For instance, I cannot understand why my wife likes to watch old masterpiece theatre “Jane Eyre” productions. She’s actually seen about three different versions of the same story, and she’ll watch them over again. Why would anyone want to do that? (I know there’s a few hands up already.) I could argue with her about it, but I’m not going to change her mind. She is going to like what she likes, and I have to see that and accept it.
Same way with kids, co workers, bosses…we need to walk a mile in some shoes. The next time you think to yourself “how could anyone think that way?” realize that they DO think that way. It’s a fact. Start trying to understand and accept it, and we’ll all be a lot happier in life.
Unless you make me watch Masterpiece Theatre.
Just because an idea is an old one, does not make it a bad one. And it does not necessarily make it a good one. The wheel is still a pretty great idea, but maybe one made of stone isn’t so awesome. It took new thinking to say “hey, lets try something else.” And it worked. Some day, someone is going to try making Wheels from compressed air molecules. And that might not work so great (or maybe it will?). But someone else might think of a new way to make a wheel, and it works. If it works better than the old, should we stick with the old rubber models just because that’s the way it’s always been done?

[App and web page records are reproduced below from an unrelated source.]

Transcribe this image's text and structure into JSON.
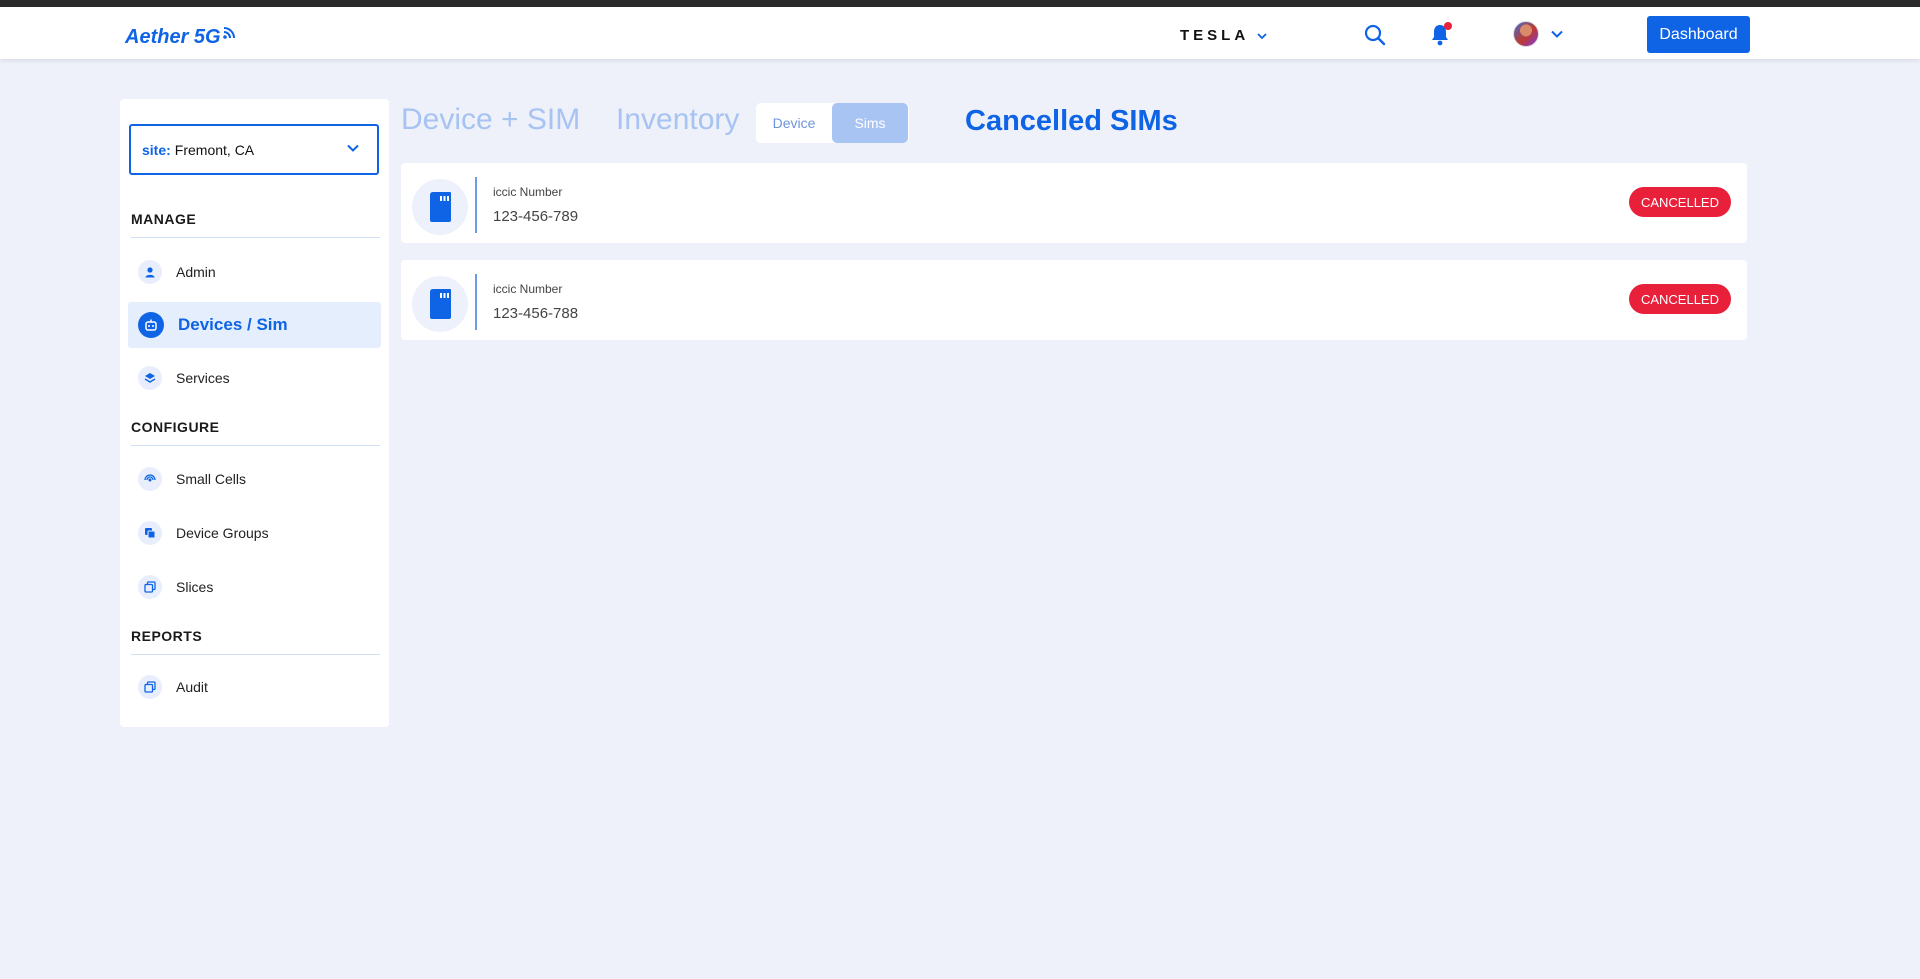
{
  "header": {
    "logo_text": "Aether 5G",
    "org_name": "TESLA",
    "dashboard_label": "Dashboard",
    "has_notification": true
  },
  "sidebar": {
    "site_label": "site:",
    "site_value": "Fremont, CA",
    "sections": [
      {
        "title": "MANAGE",
        "items": [
          {
            "label": "Admin",
            "icon": "person-icon"
          },
          {
            "label": "Devices / Sim",
            "icon": "robot-icon",
            "active": true
          },
          {
            "label": "Services",
            "icon": "layers-icon"
          }
        ]
      },
      {
        "title": "CONFIGURE",
        "items": [
          {
            "label": "Small Cells",
            "icon": "signal-icon"
          },
          {
            "label": "Device Groups",
            "icon": "stack-icon"
          },
          {
            "label": "Slices",
            "icon": "copy-icon"
          }
        ]
      },
      {
        "title": "REPORTS",
        "items": [
          {
            "label": "Audit",
            "icon": "copy-icon"
          }
        ]
      }
    ]
  },
  "main": {
    "tabs": [
      "Device + SIM",
      "Inventory"
    ],
    "segment": {
      "options": [
        "Device",
        "Sims"
      ],
      "selected": "Sims"
    },
    "title": "Cancelled SIMs",
    "sims": [
      {
        "label": "iccic Number",
        "number": "123-456-789",
        "status": "CANCELLED"
      },
      {
        "label": "iccic Number",
        "number": "123-456-788",
        "status": "CANCELLED"
      }
    ]
  },
  "colors": {
    "accent": "#0f64e6",
    "badge": "#e8203a",
    "background": "#eef1fa",
    "muted_tab": "#a7c3f2"
  }
}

New thinking is progress. And just like sharks, if we don’t progress we die.
We need new thinking in education, just like everywhere else. We need new thinking in parenting. If something works better, we should do it. Just because we’ve always learned our multiplication facts the same way, doesn’t mean we always should (even if all the parents say “This isn’t how WE did it.” or “I don’t understand this NEW way of doing it.”)
If something is working in your class or with your kids or anything in your life – KEEP DOING IT. But if something else would work better…lets keep progressing.
There’s certainly challenges in my life. It seems like they crop up every day. Some days there’s little, some days there’s a lot. But every day brings at least one. It’s really just life. Challenges are what life is all about.
Most days, the challenges are your standard variety. The normal day to day parts of the job that people have to deal with – this student needs some extra multiplication help, this person needs an email to clarify something, the bank seems to be short $50 – minor annoyances that we are there to fix. The lightbulbs need changing. The laundry needs done. Pretty routine.
But some days the big ones creep up on you. The car won’t start before work in the morning. The car breaks down or you get into an accident. The kids have stomach flu, or worse. There’s an emergency at work. And of course, life threatening illnesses that are the world changers. They’re out there, waiting for us. They can happen at any time.
I used to be scared of these things happening. I used to dread them, and when they DID happen – trying to get ready for work and suddenly the kids are throwing up all over my jacket, for instance – I would get upset and frustrated and flustered.
But I realized something in those moments that make me change my perspective. Just a change in thinking about these instances made me change the way I approached the challenges of life.
When we play videogames, there are challenges all over the place. There are things we need to figure out, bad guys to defeat, and obstacles to overcome. If there were not, we wouldn’t even bother playing the game. A videogame where you just had to walk from point a to point b, and then it was over, with no challenges in the way, would be boring and mundane. Why even bother putting the game in?
When the challenges in life come up, remember – this is your chance to pass this level. This is the moment where you meet the big “boss” of this stage, and you can defeat him. The way you handle the situation will determine whether you make it past, or have to repeat the level until you do it right. Embrace the challenge. Otherwise you’ll never get any farther than you already are.